Penny's voice as a blogger is strong one. If you haven't read her blog, "A Sweet Grace," you need to!
Thanks for guest blogging for me today Penny - I appreciate it so much!
The Gift of G(g)race
Penny & her gift of Grace~
Change always comes bearing gifts. ~Price Pritchett
I remember watching her be born. I asked that the drapes be lowered during this final c-section so that I could see my third child come into the world. She was pink, big, messy, howled like a banshee and she was all ours. We named her Grace. I didn’t know then, but I think I do now, how very fitting that name would come to be.
Grace was diagnosed Type 1 in January 2009 at the age of 6. The story resembles other stories I am sure you have heard - the thirst, the urinating, the hunger. Yes, the same, same, same. Five days in the hospital and I left knowing more than I ever wanted to about diabetes. Can I tell you that I was scared out of my life? I was. Much the same as when a new parent leaves the hospital thinking ‘They let me leave here with her! I don’t know what to do!!!’ - I thought the same thing as I left with Grace that January day.
What I didn’t know, and what most parents don’t know when they leave the hospital with that tiny bundle, is how much a parent learns and grows, and how much parenting itself changes their very soul. It is the same. I left the hospital after the diagnosis and the changes began. I became a parent for the second time to Grace, in a much more profound way.
Caring for a child with diabetes becomes what I do with most of my day now and part of who I am. It defines us D Moms and Dads in ways we cannot even fathom. I belong to a tightknit bunch of D-Ms and D-Ds and in them I have found my soul. With them, there is acceptance and understanding that surpasses all measure. I get the dark jokes we tell each other. I know the fear, all too well. I know the 3:00 am thoughts. I cheer on the perfect numbers. I puzzle over the unexplained. I commiserate with Moms who feels their children’s highs, and worry about the lows. I question. I answer. I cry and I rejoice. I also transcend to a higher level. I learn grace. I learn about accepting both the darkness and the light.
I learned that the D will do what it wants sometimes, no matter how hard I try to control it. That it sometimes does what it wants, as I am an imperfect pancreas for a perfect child. I learned that my faith, that tells me it will all be well in the end, has gotten me through more days that I can count. I learned that it is her body and her diabetes, and I learned to respect both as hers. I learned that my battles lie in engaging with insurance companies about the care of my child.
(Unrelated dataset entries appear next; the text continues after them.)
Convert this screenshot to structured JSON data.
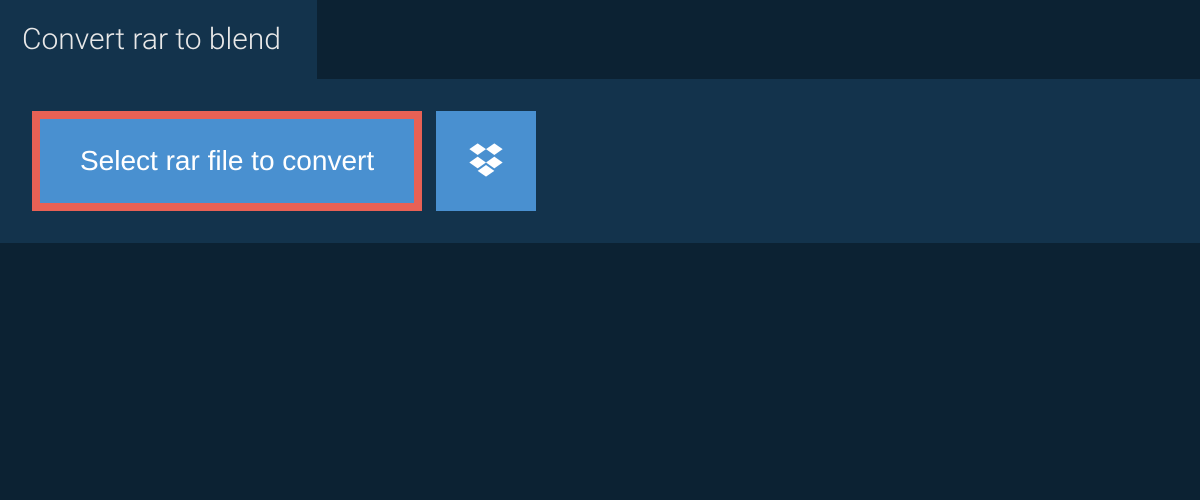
{
  "tab": {
    "title": "Convert rar to blend"
  },
  "actions": {
    "select_label": "Select rar file to convert"
  }
}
I learned I am ferocious and I will fight to the end for Grace to have a healthy and well-adjusted life. I learned that her emotional and mental health is just as important as her physical health. I learned how to enjoy every damn minute of this ride, cause I don’t know when it will end.
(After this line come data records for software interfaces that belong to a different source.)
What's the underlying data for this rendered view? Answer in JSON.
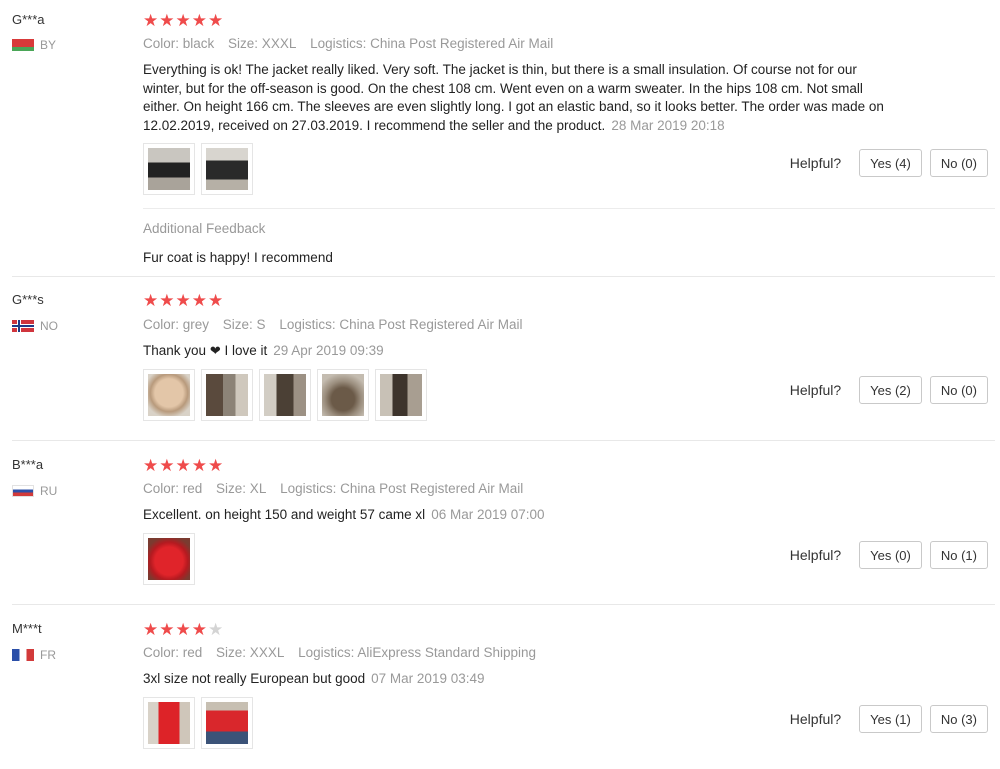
{
  "icons": {
    "star": "star-icon",
    "heart": "heart-icon"
  },
  "colors": {
    "star_on": "#ef4b4b",
    "star_off": "#d4d4d4",
    "meta_text": "#999999"
  },
  "helpful_label": "Helpful?",
  "reviews": [
    {
      "user": "G***a",
      "country": "BY",
      "rating": 5,
      "color": "Color: black",
      "size": "Size: XXXL",
      "logistics": "Logistics: China Post Registered Air Mail",
      "text": "Everything is ok! The jacket really liked. Very soft. The jacket is thin, but there is a small insulation. Of course not for our winter, but for the off-season is good. On the chest 108 cm. Went even on a warm sweater. In the hips 108 cm. Not small either. On height 166 cm. The sleeves are even slightly long. I got an elastic band, so it looks better. The order was made on 12.02.2019, received on 27.03.2019. I recommend the seller and the product.",
      "date": "28 Mar 2019 20:18",
      "thumbs": 2,
      "yes": "Yes (4)",
      "no": "No (0)",
      "additional_title": "Additional Feedback",
      "additional_text": "Fur coat is happy! I recommend"
    },
    {
      "user": "G***s",
      "country": "NO",
      "rating": 5,
      "color": "Color: grey",
      "size": "Size: S",
      "logistics": "Logistics: China Post Registered Air Mail",
      "text_before": "Thank you",
      "text_after": "I love it",
      "date": "29 Apr 2019 09:39",
      "thumbs": 5,
      "yes": "Yes (2)",
      "no": "No (0)"
    },
    {
      "user": "B***a",
      "country": "RU",
      "rating": 5,
      "color": "Color: red",
      "size": "Size: XL",
      "logistics": "Logistics: China Post Registered Air Mail",
      "text": "Excellent. on height 150 and weight 57 came xl",
      "date": "06 Mar 2019 07:00",
      "thumbs": 1,
      "yes": "Yes (0)",
      "no": "No (1)"
    },
    {
      "user": "M***t",
      "country": "FR",
      "rating": 4,
      "color": "Color: red",
      "size": "Size: XXXL",
      "logistics": "Logistics: AliExpress Standard Shipping",
      "text": "3xl size not really European but good",
      "date": "07 Mar 2019 03:49",
      "thumbs": 2,
      "yes": "Yes (1)",
      "no": "No (3)"
    }
  ]
}
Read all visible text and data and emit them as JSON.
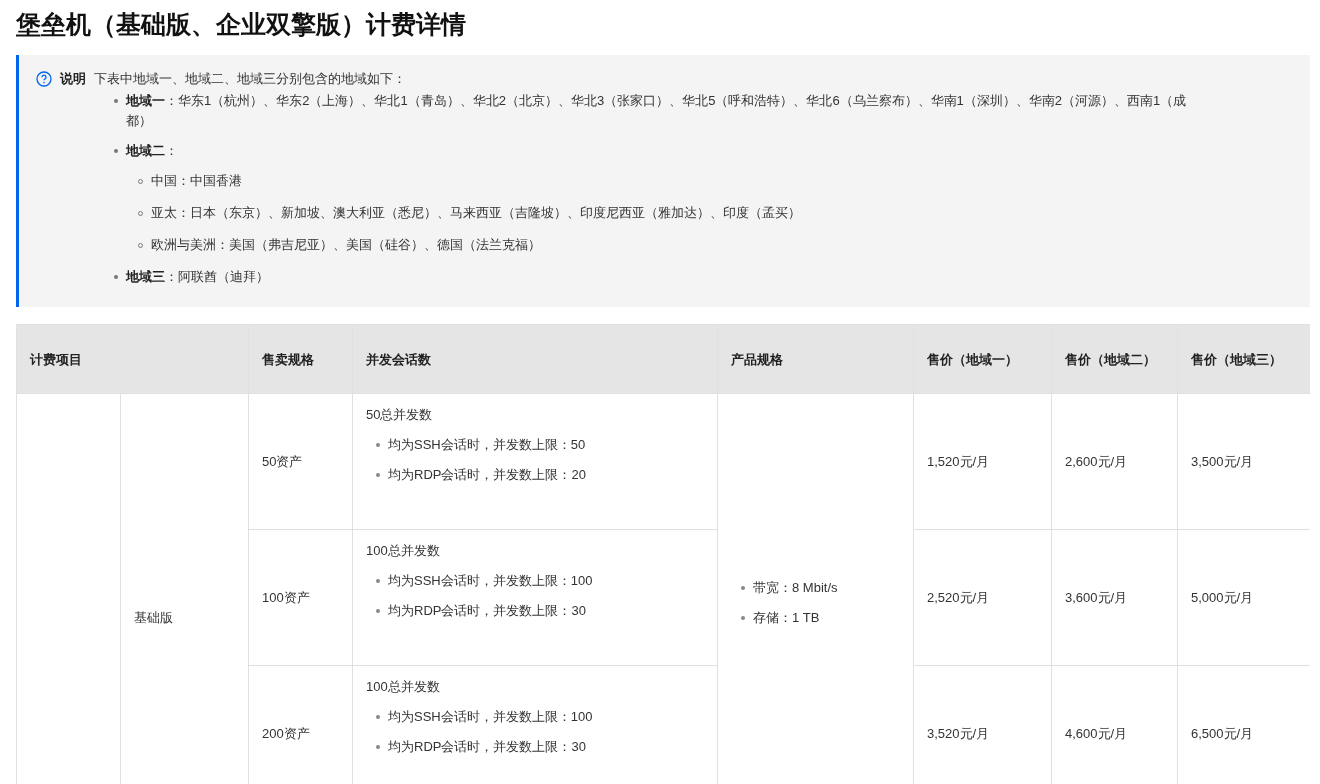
{
  "title": "堡垒机（基础版、企业双擎版）计费详情",
  "note": {
    "label": "说明",
    "intro": "下表中地域一、地域二、地域三分别包含的地域如下：",
    "items": [
      {
        "text": "**地域一**：华东1（杭州）、华东2（上海）、华北1（青岛）、华北2（北京）、华北3（张家口）、华北5（呼和浩特）、华北6（乌兰察布）、华南1（深圳）、华南2（河源）、西南1（成都）"
      },
      {
        "text": "**地域二**：",
        "children": [
          "中国：中国香港",
          "亚太：日本（东京）、新加坡、澳大利亚（悉尼）、马来西亚（吉隆坡）、印度尼西亚（雅加达）、印度（孟买）",
          "欧洲与美洲：美国（弗吉尼亚）、美国（硅谷）、德国（法兰克福）"
        ]
      },
      {
        "text": "**地域三**：阿联酋（迪拜）"
      }
    ]
  },
  "table": {
    "columns": [
      "计费项目",
      "售卖规格",
      "并发会话数",
      "产品规格",
      "售价（地域一）",
      "售价（地域二）",
      "售价（地域三）"
    ],
    "edition": "基础版",
    "product_spec": [
      "带宽：8 Mbit/s",
      "存储：1 TB"
    ],
    "rows": [
      {
        "sale_spec": "50资产",
        "concurrency": "50总并发数",
        "limits": [
          "均为SSH会话时，并发数上限：50",
          "均为RDP会话时，并发数上限：20"
        ],
        "prices": [
          "1,520元/月",
          "2,600元/月",
          "3,500元/月"
        ]
      },
      {
        "sale_spec": "100资产",
        "concurrency": "100总并发数",
        "limits": [
          "均为SSH会话时，并发数上限：100",
          "均为RDP会话时，并发数上限：30"
        ],
        "prices": [
          "2,520元/月",
          "3,600元/月",
          "5,000元/月"
        ]
      },
      {
        "sale_spec": "200资产",
        "concurrency": "100总并发数",
        "limits": [
          "均为SSH会话时，并发数上限：100",
          "均为RDP会话时，并发数上限：30"
        ],
        "prices": [
          "3,520元/月",
          "4,600元/月",
          "6,500元/月"
        ]
      }
    ]
  }
}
Grace has learned too. This is her new normal. It is our new normal. She is beyond resilient because of diabetes. She is smart and funny and wise and charming and deadpan serious at times and she most definitely gets the joke, and she did all of that even before she had diabetes. Now she is more. More than herself. More caring. More empathetic, more understanding, more Grace. She has learned that life is not fair, the hard way. I think of adults who do not know that lesson yet. I think it’s a gift that she knows it now, so she can get on with living and not resenting. She has learned that people care for her in deep and wondrous ways. She has learned again and again, how very much she is loved. She has learned that diabetes is not all of who she is. It is one small piece of her larger self. Grace has learned that ‘it is what it is’. Perhaps through diabetes she has learned acceptance and to play the cards she is dealt, rather than wishing for a different hand.
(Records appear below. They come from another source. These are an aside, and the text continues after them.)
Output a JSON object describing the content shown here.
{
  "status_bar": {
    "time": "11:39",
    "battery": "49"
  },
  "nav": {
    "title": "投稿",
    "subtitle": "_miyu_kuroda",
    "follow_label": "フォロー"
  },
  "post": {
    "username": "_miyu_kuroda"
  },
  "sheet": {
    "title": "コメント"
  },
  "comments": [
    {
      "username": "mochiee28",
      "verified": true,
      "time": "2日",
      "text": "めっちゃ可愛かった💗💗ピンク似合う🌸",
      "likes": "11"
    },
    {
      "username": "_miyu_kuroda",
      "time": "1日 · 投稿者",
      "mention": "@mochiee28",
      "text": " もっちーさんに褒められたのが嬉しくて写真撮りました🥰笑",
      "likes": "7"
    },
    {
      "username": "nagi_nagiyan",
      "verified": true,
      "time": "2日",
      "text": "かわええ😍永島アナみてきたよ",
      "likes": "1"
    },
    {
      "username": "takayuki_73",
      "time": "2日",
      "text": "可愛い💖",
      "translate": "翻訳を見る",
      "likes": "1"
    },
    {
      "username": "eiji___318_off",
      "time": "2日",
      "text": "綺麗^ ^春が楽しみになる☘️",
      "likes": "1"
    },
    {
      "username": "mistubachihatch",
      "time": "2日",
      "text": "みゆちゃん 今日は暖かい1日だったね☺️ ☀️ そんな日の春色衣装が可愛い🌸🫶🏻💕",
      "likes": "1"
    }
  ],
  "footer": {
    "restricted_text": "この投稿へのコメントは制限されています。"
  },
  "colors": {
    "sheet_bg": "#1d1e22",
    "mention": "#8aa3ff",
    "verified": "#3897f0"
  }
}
This journey with diabetes has placed a sense of grace at my side, with Grace at my side. It has changed me to my very core. I have found that there are gifts in this diabetes, for her and for me.